However, this display of All-American Half-assedness could redeem itself tonight and tomorrow, as a troop of troupers from sister-city Holland, MI, present a musical called Showtime!, which could be this century's Red, White and Blaine. We will report on this as aggressively as we can from 2800 miles away. If any of our local stringers happen to be at Parque Bicentenario tonight at 8pm or tomorrow afternoon at 1:30, we'll be happy to hear from you.

Update: Man, even Showtime! turns out to be something warmed-over from five years ago.

5 comments:

Dave said...

Spain's entry is, uh, impressive. I like the black cover peeled down to allow the driver to actually see out, except, of course being blocked by the gigantic bull head.

Couldn't the U.S. at least come up with an Arizona style gun show? Cotton candy? We do have a lot of culture to share.

Dave said...

And what a fine time for our best representative to be out of country...

Anonymous said...

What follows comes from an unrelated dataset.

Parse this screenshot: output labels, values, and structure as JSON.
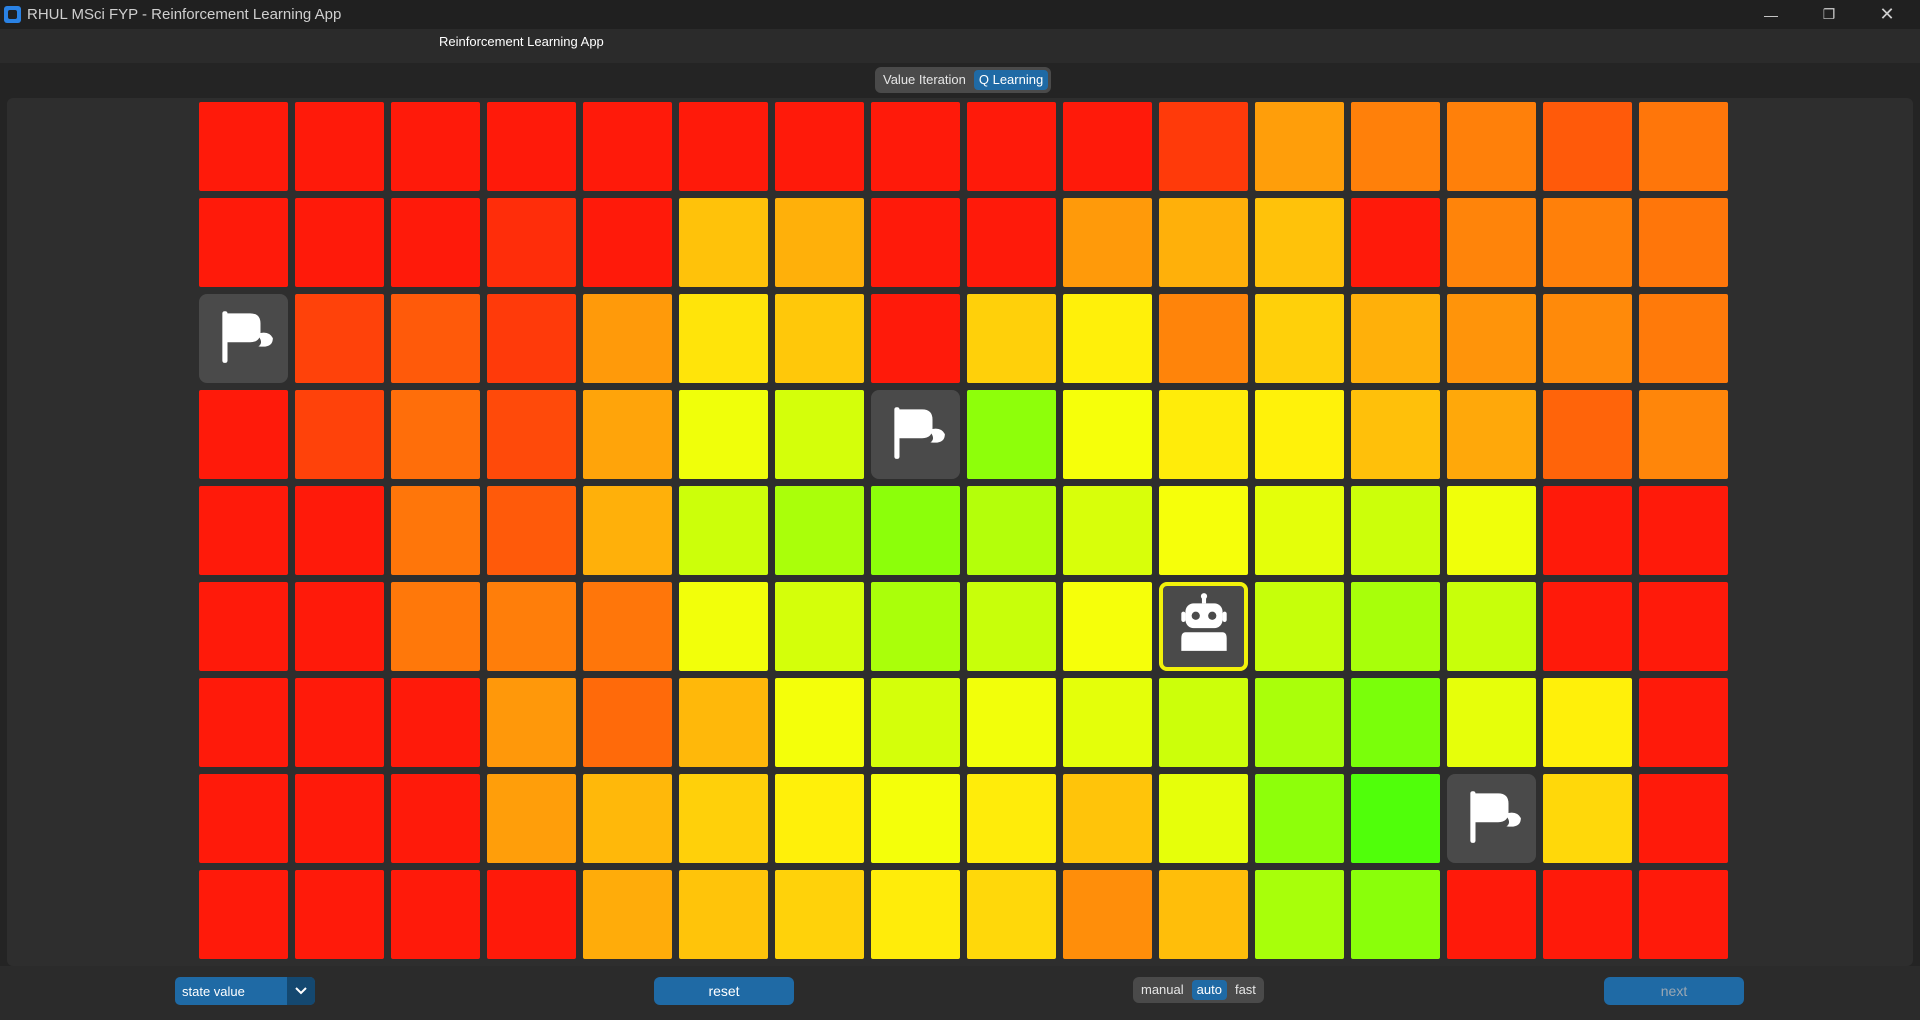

I heard that the coded message embedded in the faces on the masthead, (online) of this year's program says "Ich bin ein quereterense."

Mexfiles said...

I can't let this one pass:
Croatian contingent proudly waving the Ustaše colors in honor of Latin America's long tradition of harboring Nazi collaborators...

SOME Latin American countries did harbor nazi collaborators, but Mexico did not. There was (and is) some Nazi support in Latin America (even in Mexico), but it isn't politically signficant here, and mostly (as in the rest of Latin America) reflects anti-Anglo-American attitudes.

The country's foreign policy was defined as "anti-fascist" and was so long before the United States or Great Britain did so. As it was, Mexico (which was one of the Allied nations), sheltered more Jewish refugees from the Nazis than any of the other allied nations, and more than the United States and Great Britain combined.

While there were Falangists in Mexico and a few Nazi collaborators (notably Jose Vasconcellos), the only known Nazi collaborators I can think of who were admitted to Mexico were people like Werner von Braun who was only in Mexico for a couple of days to give cover to U.S. immigration rules against admitting known Nazis. The other that comes to mind was Hilde Kruger, the German agent (who may have been actually working for the British), who was allowed to remain after Gestapo spy rings were rolled up (with her assistance?) in 1942, shortly before Mexico declared war on Germany, Japan and Italy in May of that year.

You do know that Mexico STILL has an anti-fascist immigration rule on the books (where anyone persecuted by fascist regimes can receive automatic political refugee status) used as late as 2003 to permit Iraqi "illegal immigrants" to stay in the country, the Ba'athist Party of Saddam Hussein fitting the definition of Fascistm and still technically the government of what was by then an occupied nation)?

And, while the colors of the Ustase may be the same as those of the Croatian Flag (shown in your photo), that's like saying people flying the Mexican flag are supporters of the PRI.

It's no wonder the U.S. contingent is ignored in these events... dissing the country where they live (and their fellow foreigners) ain't the way to show "respect among nations, as among neighbors".

Burro Hall said...

Um, thanks. It was kind of a shout-out to my Serbian-American drinking buddy here in New York. I've added a parenthetical "LOL!" lest anyone else be confused.